by Griffin W. Huschke
International Relations theory is weird. In most cases, policy is constructed in dichotomies of “realism versus idealism” or “liberal versus conservative”. Never one to follow the pack, international relations theory is full of philosophies that aren’t traditionally juxtaposed in political discourse: in the US , the competing schools in IR theory are realism, liberalism and constructivism, with a smattering of feminists, critical theorists , cultural scholars, Marxists and other smaller disciplines making noise now and again.
While there’s a pretty big disconnect with elegant international relations theory and messy, messy foreign policy, the Bush Administration is largely regarded as following pretty realist paradigm (although realists will never admit it). Condoleezza Rice’s pre-9/11 article in Foreign Affairs is a pretty good representation of realism’s core beliefs: the U.S. should use its power to pursue its own national interests without much regard for the will of international organizations like the UN. The Greek historian Thucydides was credited with the first realist take on international organizations, and alliances as a whole—when you face a common threat, alliances are great. Every other time though, watch your back, because you never know who is going to turn on you.

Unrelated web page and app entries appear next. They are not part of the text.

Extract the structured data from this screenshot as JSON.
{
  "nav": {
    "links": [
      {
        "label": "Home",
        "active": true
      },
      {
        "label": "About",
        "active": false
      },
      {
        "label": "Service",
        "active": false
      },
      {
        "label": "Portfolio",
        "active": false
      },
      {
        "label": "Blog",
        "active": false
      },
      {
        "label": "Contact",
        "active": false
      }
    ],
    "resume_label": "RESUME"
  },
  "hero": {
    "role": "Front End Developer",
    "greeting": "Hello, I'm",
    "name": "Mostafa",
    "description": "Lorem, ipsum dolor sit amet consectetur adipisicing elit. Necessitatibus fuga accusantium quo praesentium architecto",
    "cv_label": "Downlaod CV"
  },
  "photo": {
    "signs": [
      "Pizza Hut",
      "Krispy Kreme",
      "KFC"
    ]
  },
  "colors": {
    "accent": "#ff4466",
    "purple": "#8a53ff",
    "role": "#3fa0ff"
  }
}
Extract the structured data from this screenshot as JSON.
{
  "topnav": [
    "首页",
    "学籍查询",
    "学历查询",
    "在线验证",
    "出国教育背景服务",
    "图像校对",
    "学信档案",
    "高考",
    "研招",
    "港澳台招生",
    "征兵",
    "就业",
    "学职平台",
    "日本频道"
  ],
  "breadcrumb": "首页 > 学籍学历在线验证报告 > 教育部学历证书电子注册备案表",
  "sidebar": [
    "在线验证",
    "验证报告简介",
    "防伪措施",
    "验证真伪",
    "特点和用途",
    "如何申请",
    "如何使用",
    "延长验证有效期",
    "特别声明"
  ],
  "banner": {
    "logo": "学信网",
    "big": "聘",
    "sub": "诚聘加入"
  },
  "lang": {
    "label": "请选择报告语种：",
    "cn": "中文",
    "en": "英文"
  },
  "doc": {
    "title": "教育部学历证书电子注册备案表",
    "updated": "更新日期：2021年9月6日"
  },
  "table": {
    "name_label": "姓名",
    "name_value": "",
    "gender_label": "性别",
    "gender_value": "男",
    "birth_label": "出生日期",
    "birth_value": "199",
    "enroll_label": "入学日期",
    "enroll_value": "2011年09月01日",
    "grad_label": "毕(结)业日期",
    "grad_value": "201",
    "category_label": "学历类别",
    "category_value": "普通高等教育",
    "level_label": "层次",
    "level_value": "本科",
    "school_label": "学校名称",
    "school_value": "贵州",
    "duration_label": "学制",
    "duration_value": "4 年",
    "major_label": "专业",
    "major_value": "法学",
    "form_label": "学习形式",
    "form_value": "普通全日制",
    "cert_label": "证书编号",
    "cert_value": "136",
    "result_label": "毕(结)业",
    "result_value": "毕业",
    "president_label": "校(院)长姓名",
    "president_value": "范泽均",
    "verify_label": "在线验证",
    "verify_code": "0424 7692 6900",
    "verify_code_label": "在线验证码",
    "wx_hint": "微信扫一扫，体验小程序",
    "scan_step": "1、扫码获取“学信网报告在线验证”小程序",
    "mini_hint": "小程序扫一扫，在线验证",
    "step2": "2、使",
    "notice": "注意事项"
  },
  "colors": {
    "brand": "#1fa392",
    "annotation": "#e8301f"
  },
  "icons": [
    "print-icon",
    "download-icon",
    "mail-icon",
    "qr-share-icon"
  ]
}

Conversely, liberal scholars, who take their founding conceptual framework from German political theorist Immanuel Kant, think that alliances are great ways to strengthen a country, and that international organizations are pretty swell, too. Liberals argue that international organizations, like the UN and G8, allow for countries to air their grievances without going to war, and strengthen trade agreements that make everyone money. International organizations also allow states to interact with each other enough that you can expect a certain behavior from different countries (we call that shortening the “shadow of the future” in The Biz). Overall, liberals argue that multilateral organizations have host of positive effect on the international community that allows participating countries reap more benefits than they could hope to get on their own.
Although there’ve been a few of nattering nabobs of negativism on Obama’s commitment to the international community, the ongoing civil war in Libya has demonstrated the President’s full-on liberal colors. In the last couple of weeks, the Obama administration has reached out to all of the relevant international organizations, including the UN, NATO, the Arab League the African Union, and the G8, in weighing the options for a no-fly zone over Libya. Warships sent to monitor the fighting in Libya flew the NATO naval ensign, and were ordered to act only in response to a UN Security Council resolution. It’s enough to make a grown liberal scholar all verklempt.
On the transatlantic level, the EU and US have been issuing similar measured responses since the situation began. Defense officials on both sides of the Atlantic have issued calls for support from the Arab world, and the proposed no-fly zone would be a wholly NATO job. Indeed, Secretary Clinton’s trip to Libya to meet with the Rebel Alliance, er, the Libyan National Council, came on the heels of a meeting between French Prime Minister Nicholas Sarkozy, Mon Mithma, and Crix Madine Mahmoud Jibril, and Ali Al-Esawi, two important members of the Rebel Council. Even humanitarian aid is being discussed in a transatlantic manner. Its going to be tricky for the transatlantic community to pull together something quick and legitimate, but its going to get done soon. And for those fighting and dying in the lawless lands of Libya right now, that probably sounds pretty good.
Griffin W. Huschke is the Mayme and Herb Frank Fund Research Fellow at the Streit Council. Photo Credit: Iafrancevi (http://www.flickr.com/photos/85013738@N00/277696987/sizes/z/in/photostream/)